Task data ->
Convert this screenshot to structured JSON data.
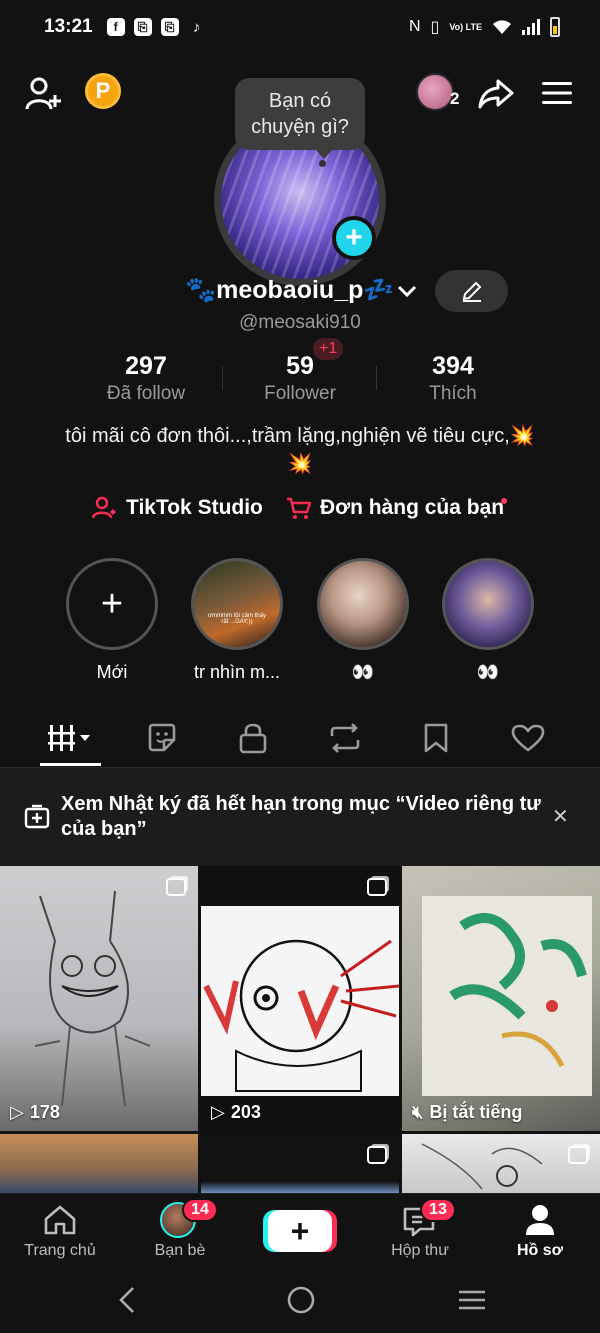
{
  "status_bar": {
    "time": "13:21",
    "apps": [
      "f",
      "⎘",
      "⎘",
      "♪"
    ],
    "icons": [
      "nfc-icon",
      "vibrate-icon",
      "volte-icon",
      "wifi-icon",
      "signal-icon",
      "battery-icon"
    ],
    "volte": "Vo) LTE"
  },
  "header": {
    "coin_letter": "P",
    "friend_count": "2"
  },
  "profile": {
    "tooltip": "Bạn có chuyện gì?",
    "display_name": "🐾meobaoiu_p💤",
    "username": "@meosaki910",
    "stats": [
      {
        "value": "297",
        "label": "Đã follow"
      },
      {
        "value": "59",
        "label": "Follower"
      },
      {
        "value": "394",
        "label": "Thích"
      }
    ],
    "new_followers": "+1",
    "bio": "tôi mãi cô đơn thôi...,trầm lặng,nghiện vẽ tiêu cực,💥💥"
  },
  "links": {
    "studio": "TikTok Studio",
    "orders": "Đơn hàng của bạn"
  },
  "highlights": [
    {
      "label": "Mới",
      "overlay": ""
    },
    {
      "label": "tr nhìn m...",
      "overlay": "ơmmmm tôi cảm thấy rất ...GAY;))"
    },
    {
      "label": "👀",
      "overlay": ""
    },
    {
      "label": "👀",
      "overlay": ""
    }
  ],
  "notice": {
    "text": "Xem Nhật ký đã hết hạn trong mục “Video riêng tư của bạn”"
  },
  "videos": [
    {
      "count": "178",
      "muted": false
    },
    {
      "count": "203",
      "muted": false
    },
    {
      "count": "Bị tắt tiếng",
      "muted": true
    },
    {
      "count": "",
      "muted": false
    },
    {
      "count": "",
      "muted": false
    },
    {
      "count": "",
      "muted": false
    }
  ],
  "nav": {
    "home": "Trang chủ",
    "friends": "Bạn bè",
    "friends_badge": "14",
    "inbox": "Hộp thư",
    "inbox_badge": "13",
    "profile": "Hồ sơ",
    "create": "+"
  },
  "colors": {
    "accent_red": "#fe2c55",
    "accent_cyan": "#20d5ec",
    "background": "#121212"
  }
}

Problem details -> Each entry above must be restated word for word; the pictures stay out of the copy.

Output for this exercise ->
Convert this screenshot to structured JSON data.
{
  "status_bar": {
    "time": "13:21",
    "apps": [
      "f",
      "⎘",
      "⎘",
      "♪"
    ],
    "icons": [
      "nfc-icon",
      "vibrate-icon",
      "volte-icon",
      "wifi-icon",
      "signal-icon",
      "battery-icon"
    ],
    "volte": "Vo) LTE"
  },
  "header": {
    "coin_letter": "P",
    "friend_count": "2"
  },
  "profile": {
    "tooltip": "Bạn có chuyện gì?",
    "display_name": "🐾meobaoiu_p💤",
    "username": "@meosaki910",
    "stats": [
      {
        "value": "297",
        "label": "Đã follow"
      },
      {
        "value": "59",
        "label": "Follower"
      },
      {
        "value": "394",
        "label": "Thích"
      }
    ],
    "new_followers": "+1",
    "bio": "tôi mãi cô đơn thôi...,trầm lặng,nghiện vẽ tiêu cực,💥💥"
  },
  "links": {
    "studio": "TikTok Studio",
    "orders": "Đơn hàng của bạn"
  },
  "highlights": [
    {
      "label": "Mới",
      "overlay": ""
    },
    {
      "label": "tr nhìn m...",
      "overlay": "ơmmmm tôi cảm thấy rất ...GAY;))"
    },
    {
      "label": "👀",
      "overlay": ""
    },
    {
      "label": "👀",
      "overlay": ""
    }
  ],
  "notice": {
    "text": "Xem Nhật ký đã hết hạn trong mục “Video riêng tư của bạn”"
  },
  "videos": [
    {
      "count": "178",
      "muted": false
    },
    {
      "count": "203",
      "muted": false
    },
    {
      "count": "Bị tắt tiếng",
      "muted": true
    },
    {
      "count": "",
      "muted": false
    },
    {
      "count": "",
      "muted": false
    },
    {
      "count": "",
      "muted": false
    }
  ],
  "nav": {
    "home": "Trang chủ",
    "friends": "Bạn bè",
    "friends_badge": "14",
    "inbox": "Hộp thư",
    "inbox_badge": "13",
    "profile": "Hồ sơ",
    "create": "+"
  },
  "colors": {
    "accent_red": "#fe2c55",
    "accent_cyan": "#20d5ec",
    "background": "#121212"
  }
}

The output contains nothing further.